For many years, Nevada’s taken pride in its status as the gold standard in the global gaming industry, Bernhard continued. “But if this legislature enacts a stunningly disproportionate 75 percent cut to the problem gambling fund while making 20 percent cuts elsewhere, we are ensuring that our reputation takes a major hit.”

Former Las Vegas Mayor Jan Jones-Blackhurst told lawmakers she doesn’t envy their position. But she urged them to maintain enough funding so the state program can not only provide care but also conduct important research.

Jones-Blackhurst — a former Caesars Entertainment executive who now serves as the IGI’s chief executive in residence — added that providing proper problem gaming resources is a critical component of the gaming industry in the state and needs to be maintained.

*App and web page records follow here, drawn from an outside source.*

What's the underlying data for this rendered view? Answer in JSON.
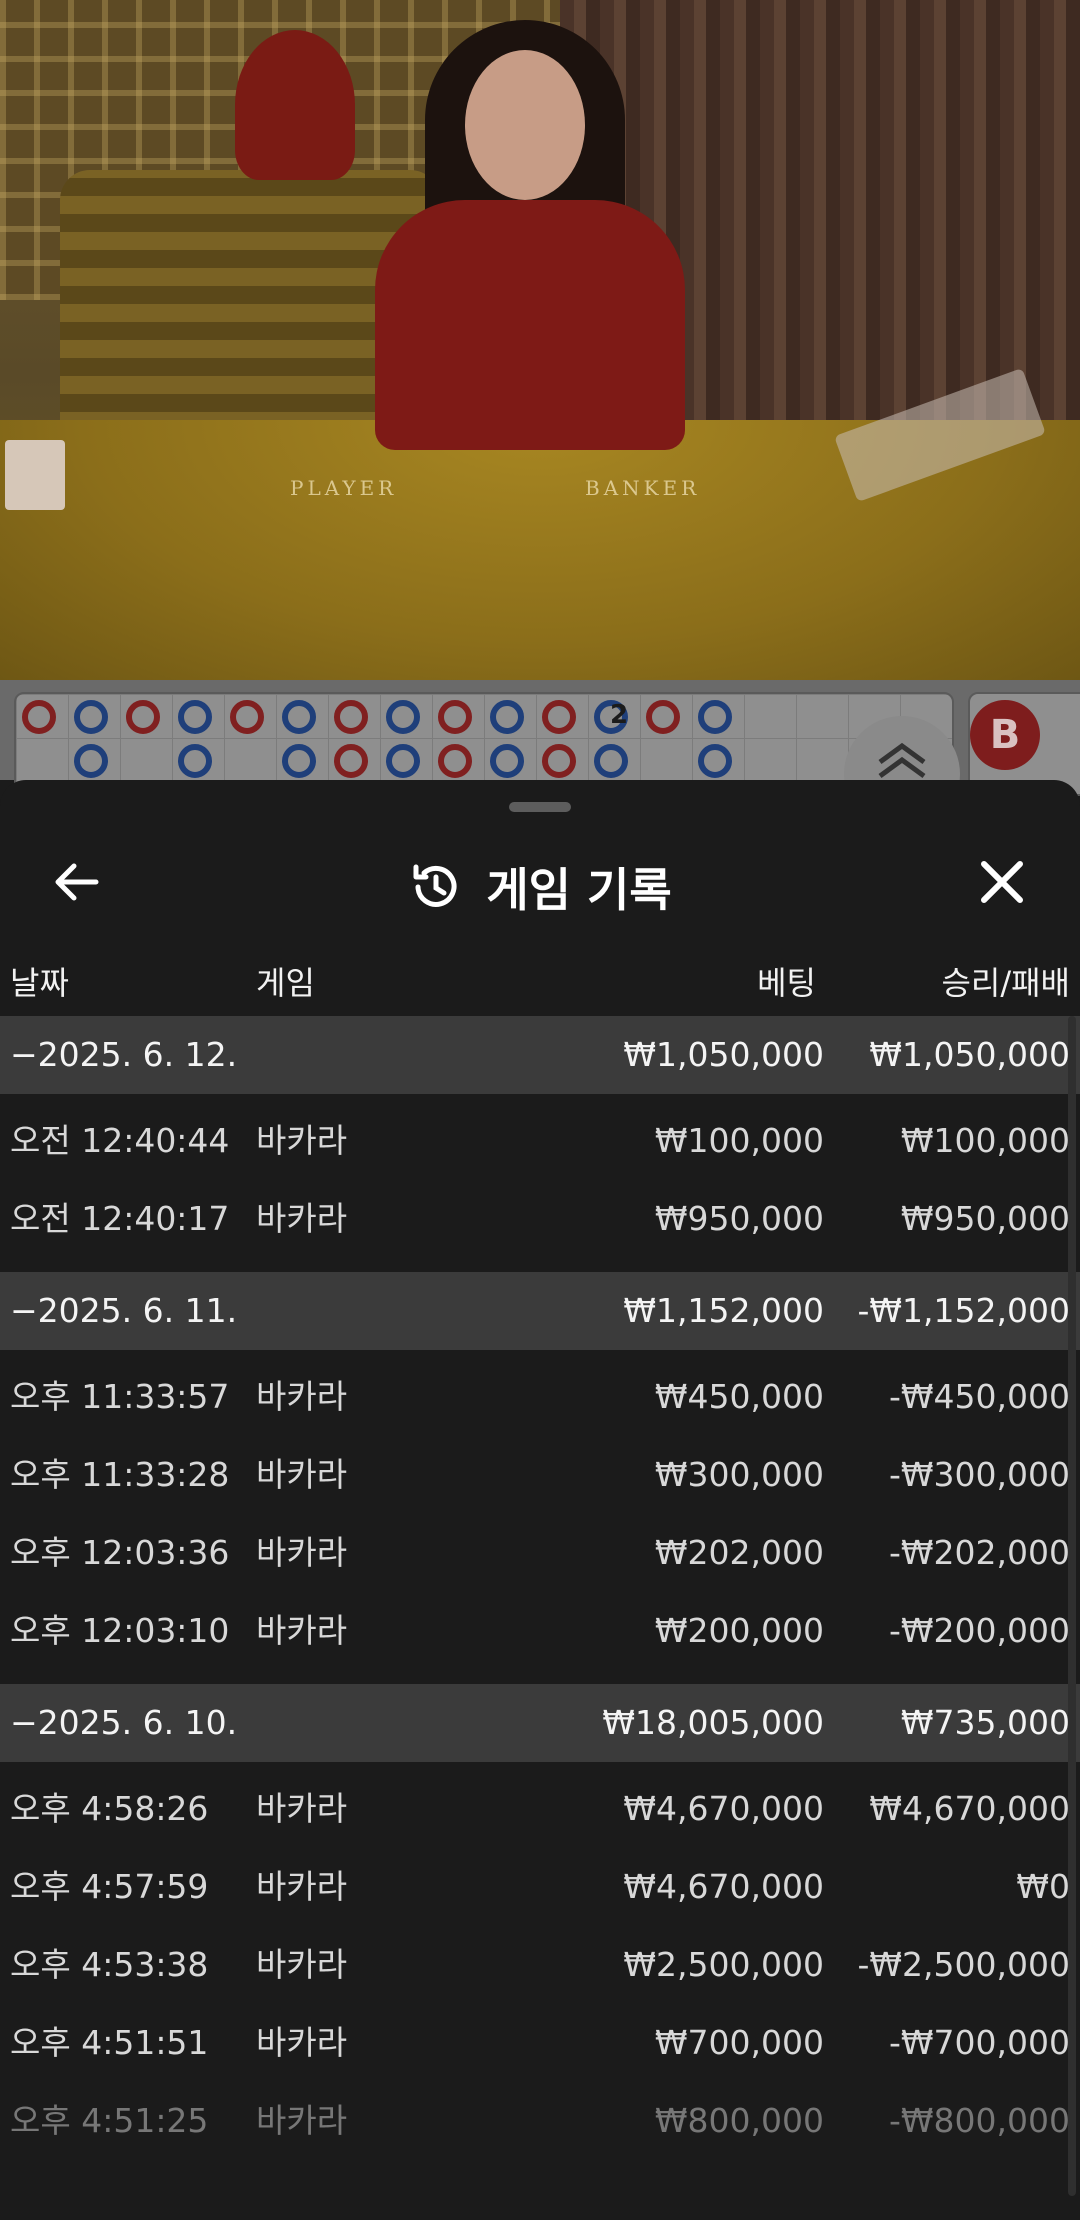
{
  "video": {
    "table_labels": {
      "player": "PLAYER",
      "banker": "BANKER"
    }
  },
  "bead_road": {
    "marker_number": "2",
    "banker_badge": "B"
  },
  "sheet": {
    "title": "게임 기록",
    "columns": {
      "date": "날짜",
      "game": "게임",
      "bet": "베팅",
      "win_loss": "승리/패배"
    },
    "groups": [
      {
        "date": "−2025. 6. 12.",
        "bet": "₩1,050,000",
        "win_loss": "₩1,050,000",
        "rows": [
          {
            "time": "오전 12:40:44",
            "game": "바카라",
            "bet": "₩100,000",
            "win_loss": "₩100,000"
          },
          {
            "time": "오전 12:40:17",
            "game": "바카라",
            "bet": "₩950,000",
            "win_loss": "₩950,000"
          }
        ]
      },
      {
        "date": "−2025. 6. 11.",
        "bet": "₩1,152,000",
        "win_loss": "-₩1,152,000",
        "rows": [
          {
            "time": "오후 11:33:57",
            "game": "바카라",
            "bet": "₩450,000",
            "win_loss": "-₩450,000"
          },
          {
            "time": "오후 11:33:28",
            "game": "바카라",
            "bet": "₩300,000",
            "win_loss": "-₩300,000"
          },
          {
            "time": "오후 12:03:36",
            "game": "바카라",
            "bet": "₩202,000",
            "win_loss": "-₩202,000"
          },
          {
            "time": "오후 12:03:10",
            "game": "바카라",
            "bet": "₩200,000",
            "win_loss": "-₩200,000"
          }
        ]
      },
      {
        "date": "−2025. 6. 10.",
        "bet": "₩18,005,000",
        "win_loss": "₩735,000",
        "rows": [
          {
            "time": "오후 4:58:26",
            "game": "바카라",
            "bet": "₩4,670,000",
            "win_loss": "₩4,670,000"
          },
          {
            "time": "오후 4:57:59",
            "game": "바카라",
            "bet": "₩4,670,000",
            "win_loss": "₩0"
          },
          {
            "time": "오후 4:53:38",
            "game": "바카라",
            "bet": "₩2,500,000",
            "win_loss": "-₩2,500,000"
          },
          {
            "time": "오후 4:51:51",
            "game": "바카라",
            "bet": "₩700,000",
            "win_loss": "-₩700,000"
          },
          {
            "time": "오후 4:51:25",
            "game": "바카라",
            "bet": "₩800,000",
            "win_loss": "-₩800,000"
          }
        ]
      }
    ]
  }
}
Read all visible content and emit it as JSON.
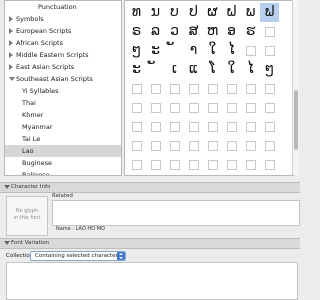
{
  "sidebar": {
    "items": [
      {
        "label": "Punctuation",
        "indent": 2,
        "expanded": null,
        "selected": false
      },
      {
        "label": "Symbols",
        "indent": 0,
        "expanded": false,
        "selected": false
      },
      {
        "label": "European Scripts",
        "indent": 0,
        "expanded": false,
        "selected": false
      },
      {
        "label": "African Scripts",
        "indent": 0,
        "expanded": false,
        "selected": false
      },
      {
        "label": "Middle Eastern Scripts",
        "indent": 0,
        "expanded": false,
        "selected": false
      },
      {
        "label": "East Asian Scripts",
        "indent": 0,
        "expanded": false,
        "selected": false
      },
      {
        "label": "Southeast Asian Scripts",
        "indent": 0,
        "expanded": true,
        "selected": false
      },
      {
        "label": "Yi Syllables",
        "indent": 1,
        "expanded": null,
        "selected": false
      },
      {
        "label": "Thai",
        "indent": 1,
        "expanded": null,
        "selected": false
      },
      {
        "label": "Khmer",
        "indent": 1,
        "expanded": null,
        "selected": false
      },
      {
        "label": "Myanmar",
        "indent": 1,
        "expanded": null,
        "selected": false
      },
      {
        "label": "Tai Le",
        "indent": 1,
        "expanded": null,
        "selected": false
      },
      {
        "label": "Lao",
        "indent": 1,
        "expanded": null,
        "selected": true
      },
      {
        "label": "Buginese",
        "indent": 1,
        "expanded": null,
        "selected": false
      },
      {
        "label": "Balinese",
        "indent": 1,
        "expanded": null,
        "selected": false
      }
    ]
  },
  "grid": {
    "columns": 8,
    "rows": [
      [
        "ທ",
        "ນ",
        "ບ",
        "ປ",
        "ຜ",
        "ຝ",
        "ພ",
        "ຟ"
      ],
      [
        "ຣ",
        "ລ",
        "ວ",
        "ສ",
        "ຫ",
        "ອ",
        "ຮ",
        "",
        ""
      ],
      [
        "ໆ",
        "ະ",
        "ັ",
        "າ",
        "ໃ",
        "ໄ",
        "",
        ""
      ],
      [
        "ະ",
        "ັ",
        "ເ",
        "ແ",
        "ໂ",
        "ໃ",
        "ໄ",
        "ໆ"
      ],
      [
        "",
        "",
        "",
        "",
        "",
        "",
        "",
        ""
      ],
      [
        "",
        "",
        "",
        "",
        "",
        "",
        "",
        ""
      ],
      [
        "",
        "",
        "",
        "",
        "",
        "",
        "",
        ""
      ],
      [
        "",
        "",
        "",
        "",
        "",
        "",
        "",
        ""
      ],
      [
        "",
        "",
        "",
        "",
        "",
        "",
        "",
        ""
      ]
    ],
    "selected_cell": {
      "row": 0,
      "col": 7
    }
  },
  "character_info": {
    "header": "Character Info",
    "no_glyph_line1": "No glyph",
    "no_glyph_line2": "in this font",
    "related_label": "Related",
    "name_text": "Name : LAO HO MO"
  },
  "font_variation": {
    "header": "Font Variation",
    "collections_label": "Collections :",
    "collections_value": "Containing selected character"
  }
}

New Taxes Could Restore Funding

Gaming, or the lack thereof for more than two months, is a major reason why Nevada faces such a shortfall. In March, Sisolak ordered all casinos to shut down in the state because of the spread of the COVID-19 virus.

The state expected to generate more than $809 million in gaming taxes for the 2020 fiscal year, which ended last month. However, that was before the pandemic kept casinos closed for nearly three months. In addition, projections for FY2021 were based on pre-COVID-19 projections, which did not take into consideration both reduced gaming capacity and depressed travel.

In his budget report to lawmakers, Sisolak said it may be time to reconsider how the state generates revenue.

Nonetheless, the structure itself has repeatedly demonstrated vulnerability, with significant overreliance on casino gaming and other tourism-related taxes,” the report stated.

“This unbalanced structure is important to note as a primary reason the COVID-19 pandemic caused the Nevada economy to retrench in such dramatic fashion, resulting in substantial budget shortfalls, the highest unemployment rates of any state in the US, and the need to call for a special session of the Nevada Legislature,” the report continued.

Tax increases, or the creation of an income tax, could allow the state to restore funding to problem gaming and other services. But just as problem gaming advocates made their presence known Wednesday night, so, too, did those who oppose any effort to increase taxes.